moment out of his hole. Another little one came
 out. They sniffed at the Pine Tree and rustled among
"It is dreadfully cold," said the little mouse. "Where
do you come from, old Pine Tree?"
Then the Pine Tree told the Mice about the woods, where
the sun shone and the little birds sang. He told his
story from his youth up; and about Christmas eve, when
he was decked out with cake and candles. And the
little Mice had never heard the like before.
The next night they came with four other Mice to hear
what the Tree had to tell. They sat about and told him
of a wonderful larder they knew, where cheeses lay on
the shelves and hams hung from above; where one danced
about on tallow candles, and went in lean and came out
fat. And the Tree, not to be outdone, told the story
of Klumpy Dumpy, who married a princess. Next night
two more Mice came, and on Sunday two Rats, even.
But one morning there came a number of people to the
attic. The trunks were moved and the Tree was pulled
out and taken down the stairs once more. So he felt
the fresh air and the first sunbeam.
"Now I shall be planted!" he said with joy, as he
spread wide his branches; but—dear, dear!—they were all
dry and yellow! He lay in a corner among the weeds and
nettles, with the golden star still hanging upon his
topmost branch, shining in the sunlight.
In the courtyard were some of the merry children who
had danced about the Tree on Christmas Day; and they
were very glad to see him again. They began dancing
around him as he stood in his corner there—among the
nettles—but the gardener's boy came and chopped the
Tree into a whole heap of small pieces. He set fire to
them, and the children ran to where it
 lay, and
sat down before the fire, and peeped into the blaze.
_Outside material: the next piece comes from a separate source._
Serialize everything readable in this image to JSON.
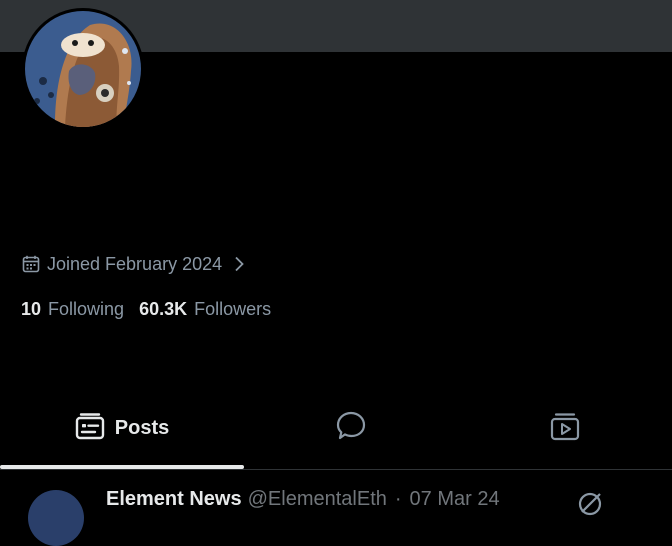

And the Tree thought once more of the summer days in
the wood and the winter night when the stars shone. He
thought of the Sparrows and the Hare. He remembered
the toys and the Christmas candles and the story of
Klumpy Dumpy—the only fairy story that he had ever
heard—and so the little Tree burned out.